But those scholars in error were the exception, and most that I know want to help make a difference in journalism. At Journalism Practice, therefore, we’ve developed a new podcast, The J Word, to connect journalists and scholars around discussions about what’s happening in newsrooms across the globe.
We are joining a variety of interesting journalism-related podcasts that have gained traction, including:
- Journalism History, from the Association for Education in Journalism and Mass Communication’s Journalism History Division. This podcast features a range of hosts who study connections between journalism of yesterday and contemporary times.
- BuzzMachine features videos and posts by scholar and journalism innovator Jeff Jarvis. Less a true-to-form podcast, the site features a balance of insights through video and text about daily, digital journalism and social issues.
- #Deuzevlog is a vlog by scholar Mark Deuze who features discussions with leading journalism researchers to comment on and provide solutions for everyday social and cultural challenges in news work.
Our podcast at Journalism Practice is available on Spotify, Apple and Google Podcasts, iHeart Radio, and other platforms. It not only offers interviews about technology in the newsroom, race, global trends in journalistic practice related to trust and gender and covering sexual violence and politics, but provides temporary free access to the articles that are discussed during the podcast to get around paywalls. (For those who are really interested and can’t find articles online once access is closed, feel free to email us at email@example.com.)

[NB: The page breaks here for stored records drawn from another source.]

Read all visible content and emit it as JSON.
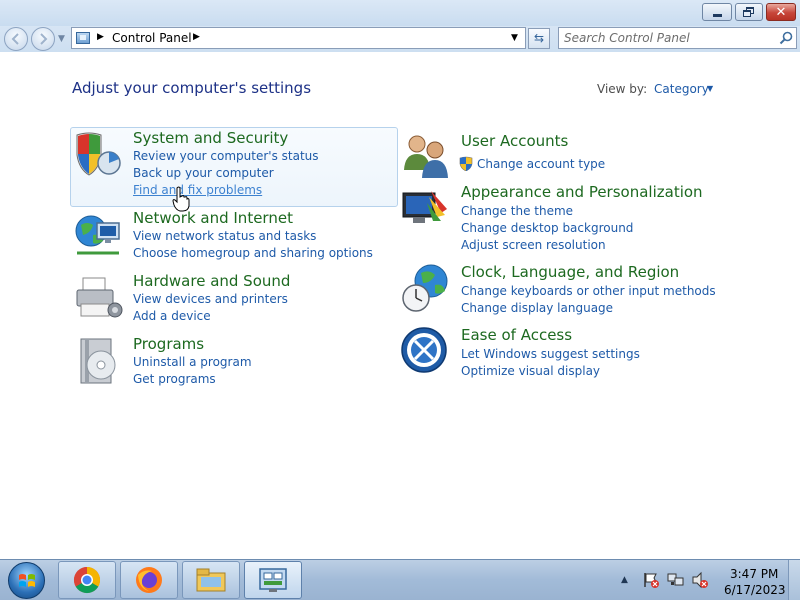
{
  "window": {
    "minimize_label": "minimize",
    "maximize_label": "maximize",
    "close_label": "close"
  },
  "address_bar": {
    "breadcrumb": "Control Panel",
    "search_placeholder": "Search Control Panel"
  },
  "header": {
    "title": "Adjust your computer's settings",
    "view_by_label": "View by:",
    "view_by_value": "Category"
  },
  "categories": [
    {
      "title": "System and Security",
      "icon": "shield-icon",
      "links": [
        "Review your computer's status",
        "Back up your computer",
        "Find and fix problems"
      ]
    },
    {
      "title": "Network and Internet",
      "icon": "network-globe-icon",
      "links": [
        "View network status and tasks",
        "Choose homegroup and sharing options"
      ]
    },
    {
      "title": "Hardware and Sound",
      "icon": "printer-icon",
      "links": [
        "View devices and printers",
        "Add a device"
      ]
    },
    {
      "title": "Programs",
      "icon": "programs-disc-icon",
      "links": [
        "Uninstall a program",
        "Get programs"
      ]
    },
    {
      "title": "User Accounts",
      "icon": "users-icon",
      "links": [
        "Change account type"
      ]
    },
    {
      "title": "Appearance and Personalization",
      "icon": "monitor-paint-icon",
      "links": [
        "Change the theme",
        "Change desktop background",
        "Adjust screen resolution"
      ]
    },
    {
      "title": "Clock, Language, and Region",
      "icon": "clock-globe-icon",
      "links": [
        "Change keyboards or other input methods",
        "Change display language"
      ]
    },
    {
      "title": "Ease of Access",
      "icon": "ease-of-access-icon",
      "links": [
        "Let Windows suggest settings",
        "Optimize visual display"
      ]
    }
  ],
  "taskbar": {
    "pinned": [
      "chrome-icon",
      "firefox-icon",
      "file-explorer-icon",
      "control-panel-icon"
    ],
    "tray_icons": [
      "action-center-icon",
      "network-icon",
      "volume-muted-icon"
    ],
    "time": "3:47 PM",
    "date": "6/17/2023"
  },
  "colors": {
    "category_title": "#1d6920",
    "link": "#1e5aa8",
    "heading": "#1e3287"
  }
}
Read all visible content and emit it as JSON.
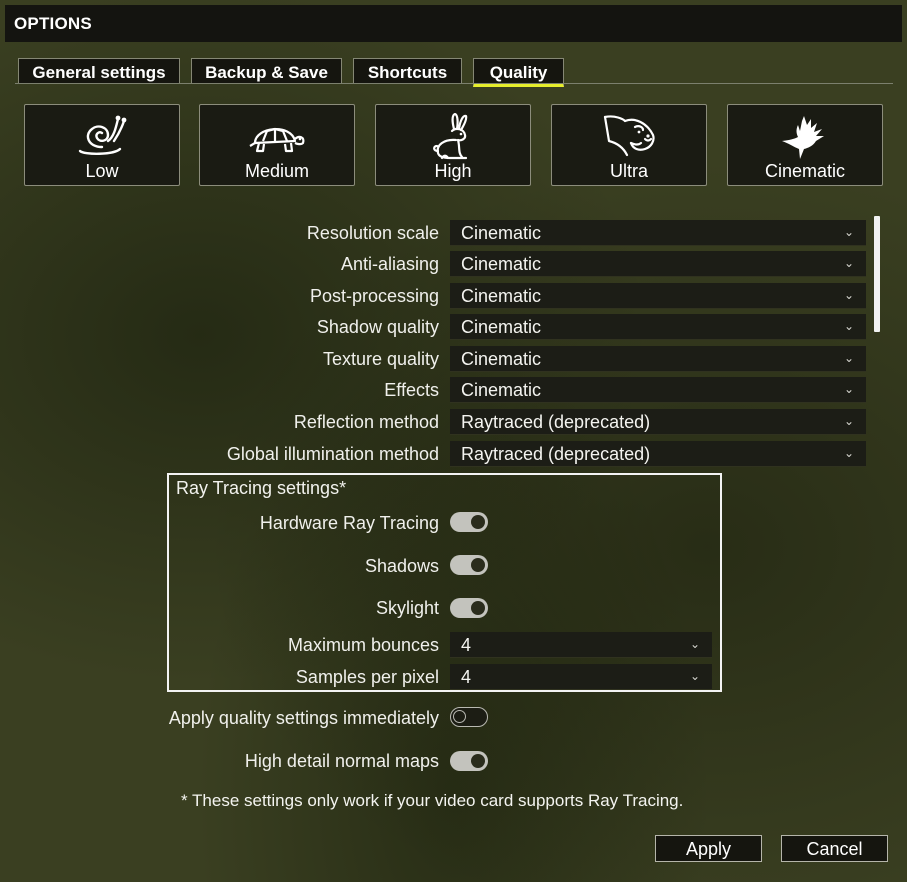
{
  "window": {
    "title": "OPTIONS"
  },
  "tabs": [
    {
      "label": "General settings",
      "active": false
    },
    {
      "label": "Backup & Save",
      "active": false
    },
    {
      "label": "Shortcuts",
      "active": false
    },
    {
      "label": "Quality",
      "active": true
    }
  ],
  "presets": [
    {
      "label": "Low",
      "icon": "snail-icon"
    },
    {
      "label": "Medium",
      "icon": "turtle-icon"
    },
    {
      "label": "High",
      "icon": "rabbit-icon"
    },
    {
      "label": "Ultra",
      "icon": "cheetah-icon"
    },
    {
      "label": "Cinematic",
      "icon": "hummingbird-icon"
    }
  ],
  "settings": [
    {
      "label": "Resolution scale",
      "value": "Cinematic"
    },
    {
      "label": "Anti-aliasing",
      "value": "Cinematic"
    },
    {
      "label": "Post-processing",
      "value": "Cinematic"
    },
    {
      "label": "Shadow quality",
      "value": "Cinematic"
    },
    {
      "label": "Texture quality",
      "value": "Cinematic"
    },
    {
      "label": "Effects",
      "value": "Cinematic"
    },
    {
      "label": "Reflection method",
      "value": "Raytraced (deprecated)"
    },
    {
      "label": "Global illumination method",
      "value": "Raytraced (deprecated)"
    }
  ],
  "raytracing": {
    "title": "Ray Tracing settings*",
    "toggles": [
      {
        "label": "Hardware Ray Tracing",
        "on": true
      },
      {
        "label": "Shadows",
        "on": true
      },
      {
        "label": "Skylight",
        "on": true
      }
    ],
    "selects": [
      {
        "label": "Maximum bounces",
        "value": "4"
      },
      {
        "label": "Samples per pixel",
        "value": "4"
      }
    ]
  },
  "extra_toggles": [
    {
      "label": "Apply quality settings immediately",
      "on": false
    },
    {
      "label": "High detail normal maps",
      "on": true
    }
  ],
  "footnote": "* These settings only work if your video card supports Ray Tracing.",
  "buttons": {
    "apply": "Apply",
    "cancel": "Cancel"
  },
  "colors": {
    "accent": "#e6ee2c",
    "background": "#3a3f21",
    "panel": "#1a1b13"
  }
}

Our podcast comes amid a (re)rise of podcast popularity, largely following the success of National Public Radio’s Serial (now owned by The New York Times). It has emerged alongside the resurgence of e-newsletters, including – for journalism scholars — RQ1, which each month locates and truncates new journalism studies papers.
It may take more than our podcasts and push notifications about newsletters to bridge the journalism research-practice divide, but we think this (and these other resources) are a good start.
Robert Gutsche, Jr. (www.robertgutschejr.com) is the senior lecturer in critical digital media practice in the Department of Sociology at Lancaster University in the United Kingdom.
Episode 1: Solution Journalism and Participation, July 13
Episode 2: Covering Race, Protest, and Trump’s “Carnival,” July 27
Episode 3: The Ins and Outs of AI in Global Newsrooms, Aug. 19
Episode 4: Getting Back the Opted-Out Digital Audience, Sept. 23
Episode 5: Trust, Audiences, and Solutions Part 1, Oct. 7
Episode 6: Trust, Audiences, and Solutions Part 2, Oct. 21
Episode 7: Can News Stop Sexual Violence?, Nov. 4
Episode 8: How to Stay in (or Leave) Journalism, Nov. 18
Episode 9: Global Issues in Digital Journalism, Dec. 2
Episode 10: Recovering from Elections: International Perspectives, Dec. 16